→ Provided data
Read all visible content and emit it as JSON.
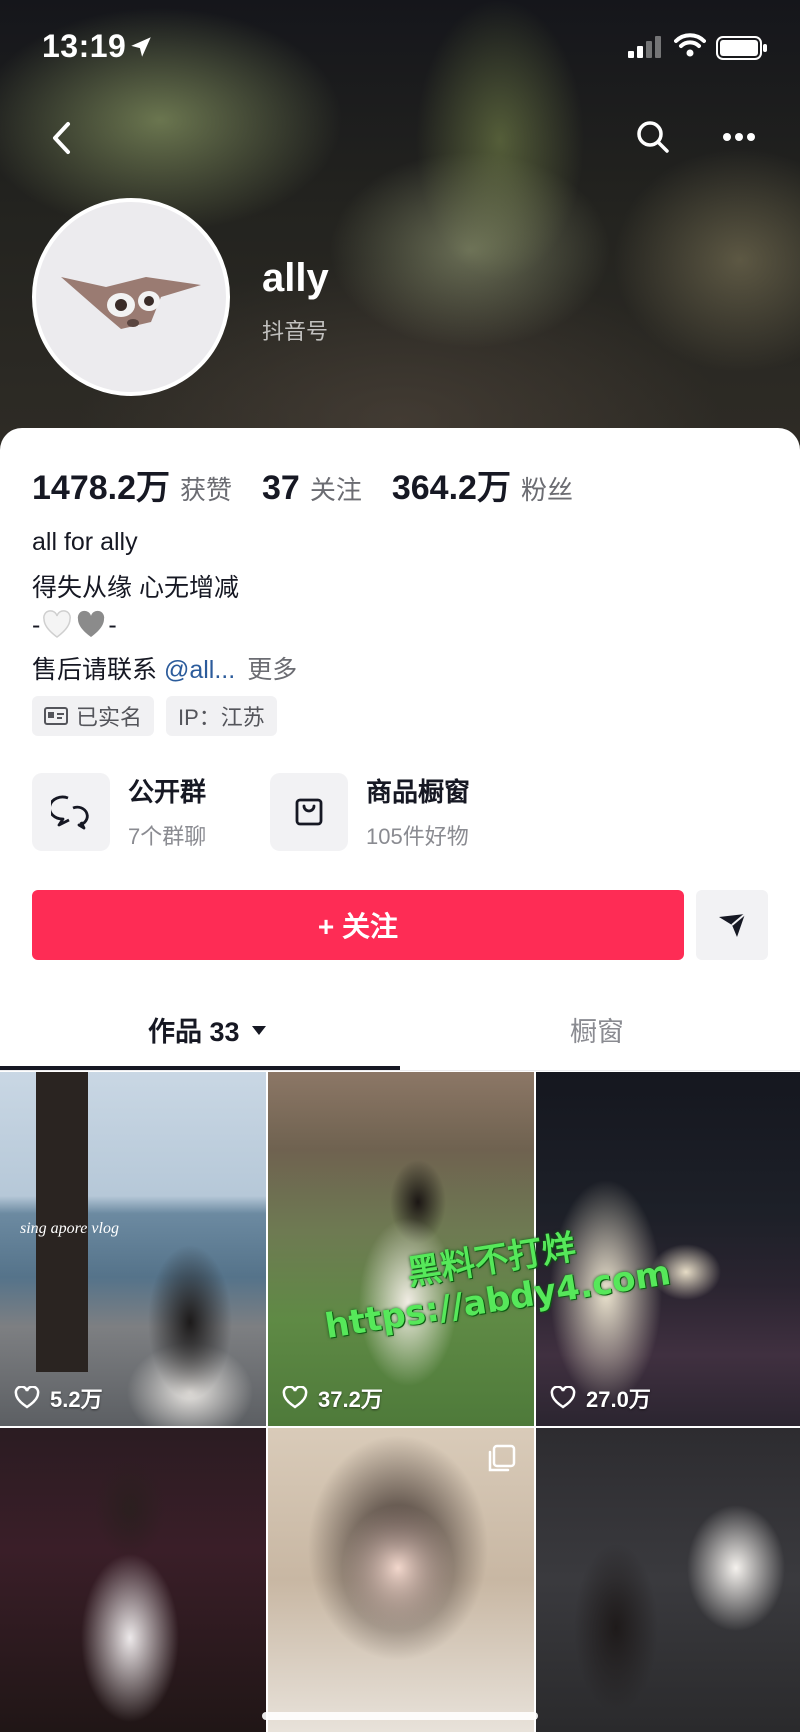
{
  "status_bar": {
    "time": "13:19"
  },
  "profile": {
    "username": "ally",
    "douyin_id_label": "抖音号"
  },
  "stats": {
    "likes_value": "1478.2万",
    "likes_label": "获赞",
    "following_value": "37",
    "following_label": "关注",
    "followers_value": "364.2万",
    "followers_label": "粉丝"
  },
  "bio": {
    "line1": "all for ally",
    "line2": "得失从缘 心无增减",
    "line3_prefix": "-",
    "line3_suffix": "-",
    "line4_text": "售后请联系 ",
    "line4_mention": "@all...",
    "more": "更多"
  },
  "tags": {
    "verified": "已实名",
    "ip": "IP：江苏"
  },
  "features": {
    "group_title": "公开群",
    "group_sub": "7个群聊",
    "shop_title": "商品橱窗",
    "shop_sub": "105件好物"
  },
  "follow_button": "+ 关注",
  "tabs": {
    "works": "作品 33",
    "window": "橱窗"
  },
  "videos": [
    {
      "likes": "5.2万"
    },
    {
      "likes": "37.2万"
    },
    {
      "likes": "27.0万"
    }
  ],
  "video_overlay_text": "sing apore vlog",
  "watermark": {
    "line1": "黑料不打烊",
    "line2": "https://abdy4.com"
  },
  "colors": {
    "follow_button": "#fe2c55",
    "mention": "#2b5b9b",
    "watermark": "#56e85a"
  }
}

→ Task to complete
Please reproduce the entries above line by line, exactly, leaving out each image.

→ Completed exercise
Read all visible content and emit it as JSON.
{
  "status_bar": {
    "time": "13:19"
  },
  "profile": {
    "username": "ally",
    "douyin_id_label": "抖音号"
  },
  "stats": {
    "likes_value": "1478.2万",
    "likes_label": "获赞",
    "following_value": "37",
    "following_label": "关注",
    "followers_value": "364.2万",
    "followers_label": "粉丝"
  },
  "bio": {
    "line1": "all for ally",
    "line2": "得失从缘 心无增减",
    "line3_prefix": "-",
    "line3_suffix": "-",
    "line4_text": "售后请联系 ",
    "line4_mention": "@all...",
    "more": "更多"
  },
  "tags": {
    "verified": "已实名",
    "ip": "IP：江苏"
  },
  "features": {
    "group_title": "公开群",
    "group_sub": "7个群聊",
    "shop_title": "商品橱窗",
    "shop_sub": "105件好物"
  },
  "follow_button": "+ 关注",
  "tabs": {
    "works": "作品 33",
    "window": "橱窗"
  },
  "videos": [
    {
      "likes": "5.2万"
    },
    {
      "likes": "37.2万"
    },
    {
      "likes": "27.0万"
    }
  ],
  "video_overlay_text": "sing apore vlog",
  "watermark": {
    "line1": "黑料不打烊",
    "line2": "https://abdy4.com"
  },
  "colors": {
    "follow_button": "#fe2c55",
    "mention": "#2b5b9b",
    "watermark": "#56e85a"
  }
}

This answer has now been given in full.